Stored dataset items

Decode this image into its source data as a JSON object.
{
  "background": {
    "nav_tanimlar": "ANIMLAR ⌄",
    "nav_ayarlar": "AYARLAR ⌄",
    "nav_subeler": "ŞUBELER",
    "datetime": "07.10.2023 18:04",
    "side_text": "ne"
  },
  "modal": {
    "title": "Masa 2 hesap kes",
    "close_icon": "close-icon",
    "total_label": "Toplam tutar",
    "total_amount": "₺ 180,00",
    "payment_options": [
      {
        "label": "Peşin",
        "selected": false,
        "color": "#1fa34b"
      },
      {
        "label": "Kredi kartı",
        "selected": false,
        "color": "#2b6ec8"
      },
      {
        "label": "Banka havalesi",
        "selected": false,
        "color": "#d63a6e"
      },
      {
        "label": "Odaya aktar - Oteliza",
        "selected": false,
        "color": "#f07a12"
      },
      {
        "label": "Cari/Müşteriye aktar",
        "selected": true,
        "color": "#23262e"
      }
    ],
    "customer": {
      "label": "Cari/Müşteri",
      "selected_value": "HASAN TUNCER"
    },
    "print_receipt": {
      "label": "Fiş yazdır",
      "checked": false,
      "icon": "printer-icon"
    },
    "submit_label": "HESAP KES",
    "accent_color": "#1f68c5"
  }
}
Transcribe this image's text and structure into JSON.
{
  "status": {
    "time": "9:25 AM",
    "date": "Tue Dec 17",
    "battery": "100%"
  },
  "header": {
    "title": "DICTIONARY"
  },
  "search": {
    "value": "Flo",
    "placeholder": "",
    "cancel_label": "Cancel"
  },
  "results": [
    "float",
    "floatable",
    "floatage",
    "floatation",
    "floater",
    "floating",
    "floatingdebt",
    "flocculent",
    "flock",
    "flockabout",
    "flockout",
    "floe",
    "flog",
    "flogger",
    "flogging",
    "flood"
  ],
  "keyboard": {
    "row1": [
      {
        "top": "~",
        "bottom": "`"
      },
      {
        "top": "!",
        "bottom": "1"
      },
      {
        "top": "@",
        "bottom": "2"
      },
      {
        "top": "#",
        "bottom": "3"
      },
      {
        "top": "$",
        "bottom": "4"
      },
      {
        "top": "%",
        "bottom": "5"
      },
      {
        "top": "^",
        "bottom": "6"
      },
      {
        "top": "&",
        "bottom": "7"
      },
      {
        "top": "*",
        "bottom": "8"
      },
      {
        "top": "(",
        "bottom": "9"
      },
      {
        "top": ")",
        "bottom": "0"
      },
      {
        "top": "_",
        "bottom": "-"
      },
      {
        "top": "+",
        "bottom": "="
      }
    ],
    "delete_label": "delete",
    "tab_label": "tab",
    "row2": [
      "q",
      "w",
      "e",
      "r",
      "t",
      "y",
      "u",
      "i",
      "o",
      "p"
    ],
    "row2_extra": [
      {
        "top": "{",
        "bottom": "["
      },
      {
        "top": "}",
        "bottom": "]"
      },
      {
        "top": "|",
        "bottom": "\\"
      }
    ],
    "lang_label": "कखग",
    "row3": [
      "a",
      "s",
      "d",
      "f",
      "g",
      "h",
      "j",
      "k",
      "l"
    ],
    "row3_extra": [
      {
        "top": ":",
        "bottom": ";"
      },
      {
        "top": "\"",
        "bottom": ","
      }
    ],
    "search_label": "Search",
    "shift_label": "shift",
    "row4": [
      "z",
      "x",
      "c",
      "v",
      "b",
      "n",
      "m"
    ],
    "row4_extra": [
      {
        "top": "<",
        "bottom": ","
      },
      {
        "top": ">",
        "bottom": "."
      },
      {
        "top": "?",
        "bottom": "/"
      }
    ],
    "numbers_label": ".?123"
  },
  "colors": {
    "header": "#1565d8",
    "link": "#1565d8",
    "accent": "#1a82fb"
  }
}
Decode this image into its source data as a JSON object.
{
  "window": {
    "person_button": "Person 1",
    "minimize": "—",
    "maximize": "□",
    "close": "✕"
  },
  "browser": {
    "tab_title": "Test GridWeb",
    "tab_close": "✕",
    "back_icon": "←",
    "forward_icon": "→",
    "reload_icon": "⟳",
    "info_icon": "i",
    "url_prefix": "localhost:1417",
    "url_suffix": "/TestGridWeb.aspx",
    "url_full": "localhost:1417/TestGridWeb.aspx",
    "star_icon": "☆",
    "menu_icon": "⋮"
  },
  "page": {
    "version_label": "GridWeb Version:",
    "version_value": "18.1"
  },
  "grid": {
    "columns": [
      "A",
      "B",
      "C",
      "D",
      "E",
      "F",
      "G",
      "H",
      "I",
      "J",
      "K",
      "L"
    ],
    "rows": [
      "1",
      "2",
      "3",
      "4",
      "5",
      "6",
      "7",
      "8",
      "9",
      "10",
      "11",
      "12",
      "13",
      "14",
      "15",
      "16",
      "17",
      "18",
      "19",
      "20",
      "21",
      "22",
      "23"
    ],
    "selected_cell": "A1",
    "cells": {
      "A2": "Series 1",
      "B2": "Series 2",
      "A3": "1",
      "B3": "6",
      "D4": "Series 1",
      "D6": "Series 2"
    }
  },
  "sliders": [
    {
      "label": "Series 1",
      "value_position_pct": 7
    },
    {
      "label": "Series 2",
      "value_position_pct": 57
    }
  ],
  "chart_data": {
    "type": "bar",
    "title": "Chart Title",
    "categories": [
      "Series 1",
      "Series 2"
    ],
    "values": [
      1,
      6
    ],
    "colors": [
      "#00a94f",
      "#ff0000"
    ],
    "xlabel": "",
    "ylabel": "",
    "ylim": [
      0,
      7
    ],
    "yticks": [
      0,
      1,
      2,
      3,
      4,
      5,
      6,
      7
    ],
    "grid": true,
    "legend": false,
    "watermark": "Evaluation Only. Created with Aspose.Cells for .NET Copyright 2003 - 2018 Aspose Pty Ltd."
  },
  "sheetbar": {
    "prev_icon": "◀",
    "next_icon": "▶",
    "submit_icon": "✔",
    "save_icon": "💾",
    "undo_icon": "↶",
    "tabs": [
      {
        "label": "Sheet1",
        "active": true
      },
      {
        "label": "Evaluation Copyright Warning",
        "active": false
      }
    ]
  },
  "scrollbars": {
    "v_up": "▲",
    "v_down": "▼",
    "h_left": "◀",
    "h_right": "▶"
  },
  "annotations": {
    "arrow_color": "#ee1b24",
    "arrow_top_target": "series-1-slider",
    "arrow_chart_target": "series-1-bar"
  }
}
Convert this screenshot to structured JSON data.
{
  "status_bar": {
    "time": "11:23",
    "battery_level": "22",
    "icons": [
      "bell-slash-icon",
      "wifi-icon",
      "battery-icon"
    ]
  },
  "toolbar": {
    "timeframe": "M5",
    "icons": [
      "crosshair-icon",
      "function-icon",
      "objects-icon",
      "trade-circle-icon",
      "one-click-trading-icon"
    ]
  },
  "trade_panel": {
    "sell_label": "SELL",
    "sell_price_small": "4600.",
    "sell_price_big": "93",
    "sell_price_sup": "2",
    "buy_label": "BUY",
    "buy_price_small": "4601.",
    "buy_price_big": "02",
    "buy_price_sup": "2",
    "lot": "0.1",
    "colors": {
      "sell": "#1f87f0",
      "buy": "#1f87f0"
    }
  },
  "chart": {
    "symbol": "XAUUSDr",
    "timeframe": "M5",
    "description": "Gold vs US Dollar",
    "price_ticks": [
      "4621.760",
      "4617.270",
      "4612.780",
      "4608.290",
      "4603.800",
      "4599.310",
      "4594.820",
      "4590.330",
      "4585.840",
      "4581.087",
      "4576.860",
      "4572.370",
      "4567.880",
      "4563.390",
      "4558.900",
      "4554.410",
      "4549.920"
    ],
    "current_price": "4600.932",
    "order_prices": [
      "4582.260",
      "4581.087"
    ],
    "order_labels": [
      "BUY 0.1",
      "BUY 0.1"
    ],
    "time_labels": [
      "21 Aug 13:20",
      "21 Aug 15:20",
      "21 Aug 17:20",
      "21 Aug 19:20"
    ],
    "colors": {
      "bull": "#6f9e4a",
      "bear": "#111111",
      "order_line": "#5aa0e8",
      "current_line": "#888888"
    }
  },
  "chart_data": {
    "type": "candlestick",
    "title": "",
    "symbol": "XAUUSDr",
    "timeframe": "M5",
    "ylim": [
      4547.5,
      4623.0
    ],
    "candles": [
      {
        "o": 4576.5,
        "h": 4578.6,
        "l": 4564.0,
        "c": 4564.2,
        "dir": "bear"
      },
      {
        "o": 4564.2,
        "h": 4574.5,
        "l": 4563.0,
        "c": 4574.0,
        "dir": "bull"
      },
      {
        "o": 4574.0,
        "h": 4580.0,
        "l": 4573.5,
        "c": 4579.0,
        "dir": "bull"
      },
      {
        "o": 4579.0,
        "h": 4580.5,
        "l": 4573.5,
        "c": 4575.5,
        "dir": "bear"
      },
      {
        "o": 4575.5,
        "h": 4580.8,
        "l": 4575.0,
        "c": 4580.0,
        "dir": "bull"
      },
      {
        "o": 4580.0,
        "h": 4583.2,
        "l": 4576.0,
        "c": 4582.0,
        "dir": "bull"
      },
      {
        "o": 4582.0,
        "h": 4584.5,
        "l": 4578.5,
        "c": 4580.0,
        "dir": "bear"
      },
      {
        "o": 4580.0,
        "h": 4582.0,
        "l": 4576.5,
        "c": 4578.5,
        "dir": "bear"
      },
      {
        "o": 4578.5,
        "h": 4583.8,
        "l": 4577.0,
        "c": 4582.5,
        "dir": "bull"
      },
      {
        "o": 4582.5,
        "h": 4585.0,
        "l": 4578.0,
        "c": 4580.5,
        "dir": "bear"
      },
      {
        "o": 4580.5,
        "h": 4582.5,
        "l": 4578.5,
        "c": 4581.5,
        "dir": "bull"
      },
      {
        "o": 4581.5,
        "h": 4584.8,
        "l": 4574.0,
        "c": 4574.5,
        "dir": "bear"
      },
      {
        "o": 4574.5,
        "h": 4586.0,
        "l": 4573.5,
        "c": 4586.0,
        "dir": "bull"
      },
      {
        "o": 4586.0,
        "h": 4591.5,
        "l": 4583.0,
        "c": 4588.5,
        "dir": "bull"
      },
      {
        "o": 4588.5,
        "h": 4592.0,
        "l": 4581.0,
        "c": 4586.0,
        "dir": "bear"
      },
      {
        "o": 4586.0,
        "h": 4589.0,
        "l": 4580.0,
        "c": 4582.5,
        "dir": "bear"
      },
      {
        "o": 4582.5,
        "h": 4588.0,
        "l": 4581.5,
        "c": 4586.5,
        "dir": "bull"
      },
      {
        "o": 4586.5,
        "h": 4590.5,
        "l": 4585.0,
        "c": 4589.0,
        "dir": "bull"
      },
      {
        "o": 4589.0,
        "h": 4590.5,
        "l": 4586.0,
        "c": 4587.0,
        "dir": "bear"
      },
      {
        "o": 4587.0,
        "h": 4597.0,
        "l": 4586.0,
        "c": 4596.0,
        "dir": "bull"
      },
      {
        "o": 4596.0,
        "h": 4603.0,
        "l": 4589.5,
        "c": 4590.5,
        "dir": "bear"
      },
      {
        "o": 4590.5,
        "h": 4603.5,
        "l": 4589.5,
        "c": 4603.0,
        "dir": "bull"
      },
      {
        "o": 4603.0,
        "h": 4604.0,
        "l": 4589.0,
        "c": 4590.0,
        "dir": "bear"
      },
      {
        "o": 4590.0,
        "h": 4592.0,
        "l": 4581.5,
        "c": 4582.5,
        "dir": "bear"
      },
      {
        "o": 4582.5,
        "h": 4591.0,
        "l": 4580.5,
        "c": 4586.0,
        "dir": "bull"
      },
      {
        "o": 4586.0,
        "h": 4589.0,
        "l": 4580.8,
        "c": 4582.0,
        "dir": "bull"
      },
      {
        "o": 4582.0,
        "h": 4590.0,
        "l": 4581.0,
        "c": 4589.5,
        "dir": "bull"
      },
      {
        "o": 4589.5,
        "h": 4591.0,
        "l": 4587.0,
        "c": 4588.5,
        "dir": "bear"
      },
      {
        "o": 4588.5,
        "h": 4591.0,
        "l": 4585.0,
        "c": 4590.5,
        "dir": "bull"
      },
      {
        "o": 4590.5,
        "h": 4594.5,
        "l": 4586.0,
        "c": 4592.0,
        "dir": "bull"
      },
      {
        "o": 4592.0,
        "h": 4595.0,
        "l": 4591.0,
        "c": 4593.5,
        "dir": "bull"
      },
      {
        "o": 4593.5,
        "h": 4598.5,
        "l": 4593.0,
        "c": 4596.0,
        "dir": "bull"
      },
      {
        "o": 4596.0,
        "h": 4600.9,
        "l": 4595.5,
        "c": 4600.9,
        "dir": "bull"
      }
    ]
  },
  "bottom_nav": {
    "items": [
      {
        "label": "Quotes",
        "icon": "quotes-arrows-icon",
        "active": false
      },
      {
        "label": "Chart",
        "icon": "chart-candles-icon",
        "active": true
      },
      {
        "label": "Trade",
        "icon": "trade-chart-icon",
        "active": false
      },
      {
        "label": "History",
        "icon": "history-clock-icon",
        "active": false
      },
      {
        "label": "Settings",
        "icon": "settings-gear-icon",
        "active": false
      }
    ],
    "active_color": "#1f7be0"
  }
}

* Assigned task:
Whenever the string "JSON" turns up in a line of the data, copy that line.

* Problem solution:
Decode this image into its source data as a JSON object.
Transcribe this image's text and structure into JSON.
Decode this image into its source data as a JSON object.
Convert this screenshot to structured JSON data.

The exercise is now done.